After the tabling discussion of the proposal, senators met with administrators in the athletics to come up with a compromise in order to reduce the total proposal amount. Director of Athletics Julie Davis discovered $4,500 remaining from a grant which the university secured to jump start the ski team, which was reestablished about 10 years ago. “Part of accepting that grant was to find ways for the university to sustain support for the program,” Davis said. “Between the athletics department and the student senate, we have found ways to accomplish this.”
The $4,500 could be used to fund the coaches, with a balance of $21,000 to be funded by the senate. In a compromise, Senator Allison Bernier made a motion to amend the proposal from 10 athletes to seven athletes. This would be at a total cost of $14,700 to the senate. This amended proposal was unanimously approved.
Club Sports Commissioner Joseph Brichetto recognizes the given budget situation, but also doesn’t want to discredit the team’s accomplishments. “They have an opportunity they should take advantage of as they work hard,” Brichetto said. “At some point, you can’t please everybody. I think the resolution we came to will leave everybody slightly displeased but it was definitely the best call.”

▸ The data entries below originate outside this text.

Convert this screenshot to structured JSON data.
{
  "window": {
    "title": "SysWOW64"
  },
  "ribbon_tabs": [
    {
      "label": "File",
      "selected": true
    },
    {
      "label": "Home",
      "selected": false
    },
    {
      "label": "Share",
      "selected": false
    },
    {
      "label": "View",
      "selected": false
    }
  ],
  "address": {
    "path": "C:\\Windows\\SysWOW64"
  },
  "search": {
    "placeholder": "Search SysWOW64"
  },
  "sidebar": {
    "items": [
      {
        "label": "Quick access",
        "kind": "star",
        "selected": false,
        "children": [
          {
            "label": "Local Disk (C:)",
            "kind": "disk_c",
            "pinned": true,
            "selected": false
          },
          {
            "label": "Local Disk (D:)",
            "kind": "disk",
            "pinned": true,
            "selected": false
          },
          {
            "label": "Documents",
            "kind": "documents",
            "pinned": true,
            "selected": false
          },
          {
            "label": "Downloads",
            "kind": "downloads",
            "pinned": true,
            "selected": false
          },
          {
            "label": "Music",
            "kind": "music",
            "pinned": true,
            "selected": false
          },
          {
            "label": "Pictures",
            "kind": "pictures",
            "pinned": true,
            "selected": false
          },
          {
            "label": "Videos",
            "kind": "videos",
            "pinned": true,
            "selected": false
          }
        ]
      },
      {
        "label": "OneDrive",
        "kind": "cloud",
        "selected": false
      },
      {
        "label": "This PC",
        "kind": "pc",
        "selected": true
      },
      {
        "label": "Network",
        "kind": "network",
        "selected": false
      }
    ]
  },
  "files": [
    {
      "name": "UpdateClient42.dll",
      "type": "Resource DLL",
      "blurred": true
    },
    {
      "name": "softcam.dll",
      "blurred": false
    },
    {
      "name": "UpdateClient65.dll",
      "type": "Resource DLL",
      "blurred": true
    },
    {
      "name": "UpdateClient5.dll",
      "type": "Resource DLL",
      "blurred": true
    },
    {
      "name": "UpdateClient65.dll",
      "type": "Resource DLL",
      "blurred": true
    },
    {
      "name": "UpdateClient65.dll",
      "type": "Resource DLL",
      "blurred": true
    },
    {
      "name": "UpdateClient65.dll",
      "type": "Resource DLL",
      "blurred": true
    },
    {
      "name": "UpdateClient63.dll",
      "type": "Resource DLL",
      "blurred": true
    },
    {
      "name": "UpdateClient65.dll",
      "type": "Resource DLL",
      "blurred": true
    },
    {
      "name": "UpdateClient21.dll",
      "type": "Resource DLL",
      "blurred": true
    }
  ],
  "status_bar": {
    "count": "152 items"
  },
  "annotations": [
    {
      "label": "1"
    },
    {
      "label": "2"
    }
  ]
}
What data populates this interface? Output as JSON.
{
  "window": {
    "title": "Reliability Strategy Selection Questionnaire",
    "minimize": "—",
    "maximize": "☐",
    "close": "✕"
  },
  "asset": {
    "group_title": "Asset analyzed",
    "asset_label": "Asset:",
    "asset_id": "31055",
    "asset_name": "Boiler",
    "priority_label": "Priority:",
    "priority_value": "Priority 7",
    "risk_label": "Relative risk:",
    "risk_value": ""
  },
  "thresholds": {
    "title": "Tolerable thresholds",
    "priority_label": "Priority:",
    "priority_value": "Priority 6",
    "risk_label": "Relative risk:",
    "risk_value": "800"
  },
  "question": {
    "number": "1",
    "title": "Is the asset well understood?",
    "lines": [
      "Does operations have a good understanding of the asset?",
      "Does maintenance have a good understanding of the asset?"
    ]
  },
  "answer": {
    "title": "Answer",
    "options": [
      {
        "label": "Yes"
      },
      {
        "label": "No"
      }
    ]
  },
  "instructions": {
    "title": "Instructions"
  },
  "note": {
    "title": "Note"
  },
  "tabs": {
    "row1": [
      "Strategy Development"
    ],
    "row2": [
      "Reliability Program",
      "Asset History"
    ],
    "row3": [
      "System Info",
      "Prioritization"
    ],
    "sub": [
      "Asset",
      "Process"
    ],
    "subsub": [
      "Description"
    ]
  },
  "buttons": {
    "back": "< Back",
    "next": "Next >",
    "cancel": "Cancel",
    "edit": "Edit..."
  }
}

After the decision to amend the proposal was finalized at the Senate meeting, Ski Team player Quinn Fogarty responded, “I think if we do qualify for nationals, we have the commitment to the school, the school should commit to us athletes as well.”
Senator Matt Lulofs, also an athlete on the Ski Team remarked, “I’m happy that the Student Senate decided to support us on this because obviously they could have given us no funds for it, we at least got something.”